RECORDS SHOWN below:

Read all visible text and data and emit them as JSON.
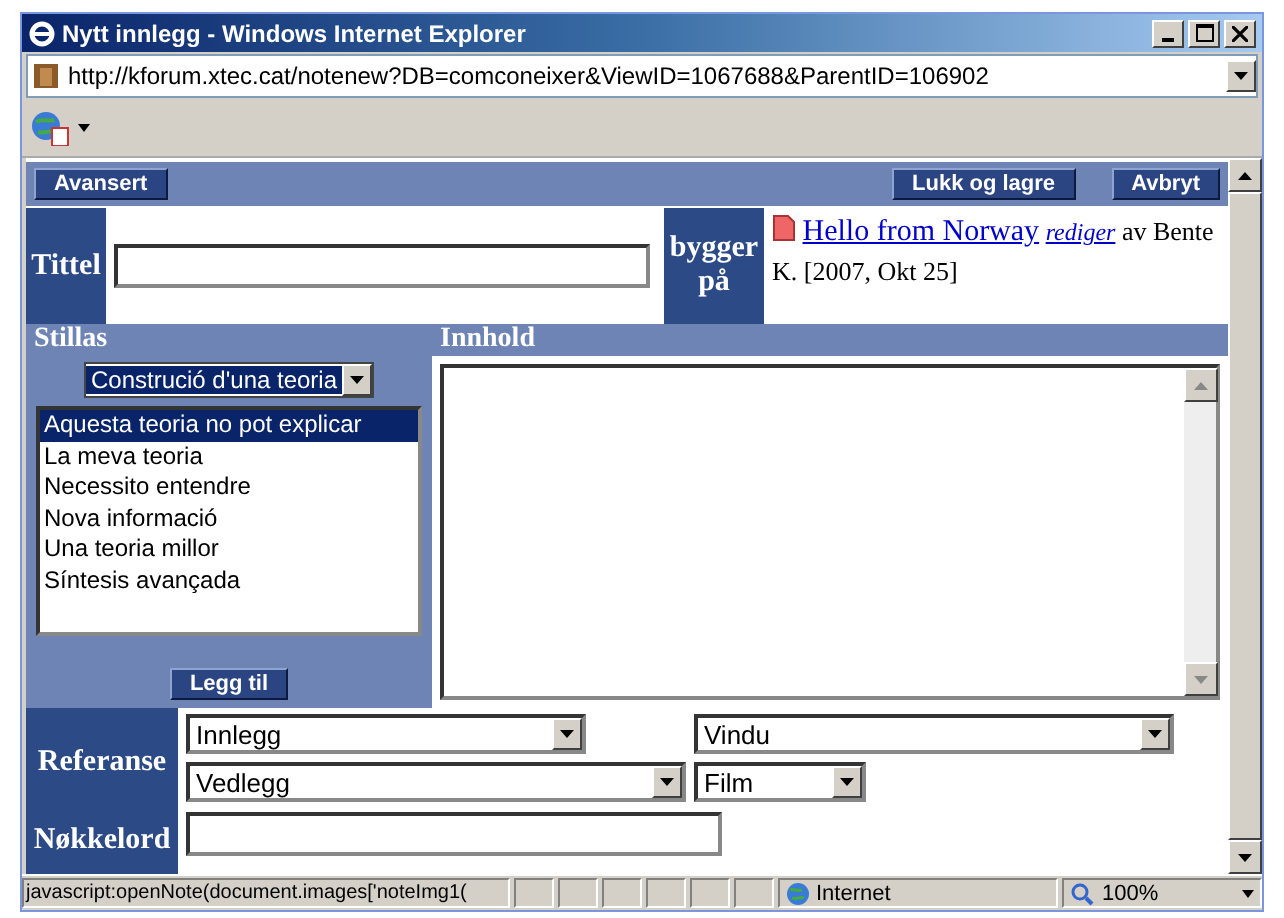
{
  "window": {
    "title": "Nytt innlegg - Windows Internet Explorer"
  },
  "address_bar": {
    "url": "http://kforum.xtec.cat/notenew?DB=comconeixer&ViewID=1067688&ParentID=106902"
  },
  "page": {
    "left_buttons": [
      "Avansert"
    ],
    "right_buttons": [
      "Lukk og lagre",
      "Avbryt"
    ],
    "title_field": {
      "label": "Tittel"
    },
    "builds_on": {
      "label": "bygger på",
      "link": "Hello from Norway",
      "edit_link": "rediger",
      "author": "av Bente K. [2007, Okt 25]"
    },
    "scaffold": {
      "label": "Stillas",
      "select": "Construció d'una teoria",
      "items": [
        {
          "label": "Aquesta teoria no pot explicar",
          "selected": true
        },
        {
          "label": "La meva teoria",
          "selected": false
        },
        {
          "label": "Necessito entendre",
          "selected": false
        },
        {
          "label": "Nova informació",
          "selected": false
        },
        {
          "label": "Una teoria millor",
          "selected": false
        },
        {
          "label": "Síntesis avançada",
          "selected": false
        }
      ],
      "add_button": "Legg til"
    },
    "content": {
      "label": "Innhold"
    },
    "reference": {
      "label": "Referanse",
      "selects": [
        "Innlegg",
        "Vindu",
        "Vedlegg",
        "Film"
      ]
    },
    "keywords": {
      "label": "Nøkkelord"
    }
  },
  "status_bar": {
    "text": "javascript:openNote(document.images['noteImg1(",
    "zone": "Internet",
    "zoom": "100%"
  }
}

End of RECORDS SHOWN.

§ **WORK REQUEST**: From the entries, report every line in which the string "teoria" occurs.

§ **ANSWER BELOW**:
      "select": "Construció d'una teoria",
          "label": "Aquesta teoria no pot explicar",
          "label": "La meva teoria",
          "label": "Una teoria millor",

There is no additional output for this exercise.